◆ RECORD EXTRACTS
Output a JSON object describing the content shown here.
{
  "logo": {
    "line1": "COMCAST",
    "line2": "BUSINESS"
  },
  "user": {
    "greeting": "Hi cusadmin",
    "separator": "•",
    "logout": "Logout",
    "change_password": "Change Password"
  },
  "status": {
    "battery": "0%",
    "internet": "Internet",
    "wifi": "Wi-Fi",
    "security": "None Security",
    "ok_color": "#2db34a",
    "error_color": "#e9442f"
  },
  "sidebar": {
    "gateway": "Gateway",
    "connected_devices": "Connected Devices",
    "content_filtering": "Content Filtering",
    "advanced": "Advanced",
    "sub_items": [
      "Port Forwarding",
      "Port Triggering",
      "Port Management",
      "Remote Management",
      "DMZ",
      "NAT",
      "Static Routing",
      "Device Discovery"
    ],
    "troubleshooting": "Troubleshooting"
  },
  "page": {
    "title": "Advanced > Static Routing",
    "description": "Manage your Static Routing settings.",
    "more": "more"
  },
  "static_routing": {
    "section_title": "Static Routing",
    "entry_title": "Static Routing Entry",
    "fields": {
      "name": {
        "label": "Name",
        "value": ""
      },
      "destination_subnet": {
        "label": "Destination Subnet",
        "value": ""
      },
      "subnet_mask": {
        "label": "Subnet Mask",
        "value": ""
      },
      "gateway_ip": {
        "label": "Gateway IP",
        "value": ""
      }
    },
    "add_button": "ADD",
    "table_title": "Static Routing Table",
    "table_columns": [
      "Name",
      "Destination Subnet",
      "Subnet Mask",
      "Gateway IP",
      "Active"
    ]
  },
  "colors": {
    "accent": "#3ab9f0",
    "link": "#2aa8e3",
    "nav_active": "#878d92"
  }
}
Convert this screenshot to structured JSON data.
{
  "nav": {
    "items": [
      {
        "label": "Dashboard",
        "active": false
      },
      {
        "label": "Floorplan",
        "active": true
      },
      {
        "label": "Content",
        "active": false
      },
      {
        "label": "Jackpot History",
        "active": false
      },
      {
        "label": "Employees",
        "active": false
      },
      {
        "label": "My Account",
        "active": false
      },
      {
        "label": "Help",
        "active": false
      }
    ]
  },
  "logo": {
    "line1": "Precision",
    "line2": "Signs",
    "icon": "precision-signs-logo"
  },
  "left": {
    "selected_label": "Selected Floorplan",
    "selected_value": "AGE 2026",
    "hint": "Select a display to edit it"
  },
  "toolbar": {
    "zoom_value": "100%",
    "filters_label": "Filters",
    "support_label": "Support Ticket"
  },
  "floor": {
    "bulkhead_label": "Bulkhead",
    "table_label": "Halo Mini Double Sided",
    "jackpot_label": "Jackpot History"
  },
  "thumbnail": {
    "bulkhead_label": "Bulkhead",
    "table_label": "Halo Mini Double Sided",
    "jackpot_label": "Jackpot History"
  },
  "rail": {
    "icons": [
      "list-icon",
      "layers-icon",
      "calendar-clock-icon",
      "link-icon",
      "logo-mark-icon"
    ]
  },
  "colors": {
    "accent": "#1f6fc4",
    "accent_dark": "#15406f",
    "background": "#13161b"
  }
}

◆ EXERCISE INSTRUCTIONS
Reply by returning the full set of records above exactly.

◆ EXERCISE SOLUTION
Output a JSON object describing the content shown here.
{
  "logo": {
    "line1": "COMCAST",
    "line2": "BUSINESS"
  },
  "user": {
    "greeting": "Hi cusadmin",
    "separator": "•",
    "logout": "Logout",
    "change_password": "Change Password"
  },
  "status": {
    "battery": "0%",
    "internet": "Internet",
    "wifi": "Wi-Fi",
    "security": "None Security",
    "ok_color": "#2db34a",
    "error_color": "#e9442f"
  },
  "sidebar": {
    "gateway": "Gateway",
    "connected_devices": "Connected Devices",
    "content_filtering": "Content Filtering",
    "advanced": "Advanced",
    "sub_items": [
      "Port Forwarding",
      "Port Triggering",
      "Port Management",
      "Remote Management",
      "DMZ",
      "NAT",
      "Static Routing",
      "Device Discovery"
    ],
    "troubleshooting": "Troubleshooting"
  },
  "page": {
    "title": "Advanced > Static Routing",
    "description": "Manage your Static Routing settings.",
    "more": "more"
  },
  "static_routing": {
    "section_title": "Static Routing",
    "entry_title": "Static Routing Entry",
    "fields": {
      "name": {
        "label": "Name",
        "value": ""
      },
      "destination_subnet": {
        "label": "Destination Subnet",
        "value": ""
      },
      "subnet_mask": {
        "label": "Subnet Mask",
        "value": ""
      },
      "gateway_ip": {
        "label": "Gateway IP",
        "value": ""
      }
    },
    "add_button": "ADD",
    "table_title": "Static Routing Table",
    "table_columns": [
      "Name",
      "Destination Subnet",
      "Subnet Mask",
      "Gateway IP",
      "Active"
    ]
  },
  "colors": {
    "accent": "#3ab9f0",
    "link": "#2aa8e3",
    "nav_active": "#878d92"
  }
}
Convert this screenshot to structured JSON data.
{
  "nav": {
    "items": [
      {
        "label": "Dashboard",
        "active": false
      },
      {
        "label": "Floorplan",
        "active": true
      },
      {
        "label": "Content",
        "active": false
      },
      {
        "label": "Jackpot History",
        "active": false
      },
      {
        "label": "Employees",
        "active": false
      },
      {
        "label": "My Account",
        "active": false
      },
      {
        "label": "Help",
        "active": false
      }
    ]
  },
  "logo": {
    "line1": "Precision",
    "line2": "Signs",
    "icon": "precision-signs-logo"
  },
  "left": {
    "selected_label": "Selected Floorplan",
    "selected_value": "AGE 2026",
    "hint": "Select a display to edit it"
  },
  "toolbar": {
    "zoom_value": "100%",
    "filters_label": "Filters",
    "support_label": "Support Ticket"
  },
  "floor": {
    "bulkhead_label": "Bulkhead",
    "table_label": "Halo Mini Double Sided",
    "jackpot_label": "Jackpot History"
  },
  "thumbnail": {
    "bulkhead_label": "Bulkhead",
    "table_label": "Halo Mini Double Sided",
    "jackpot_label": "Jackpot History"
  },
  "rail": {
    "icons": [
      "list-icon",
      "layers-icon",
      "calendar-clock-icon",
      "link-icon",
      "logo-mark-icon"
    ]
  },
  "colors": {
    "accent": "#1f6fc4",
    "accent_dark": "#15406f",
    "background": "#13161b"
  }
}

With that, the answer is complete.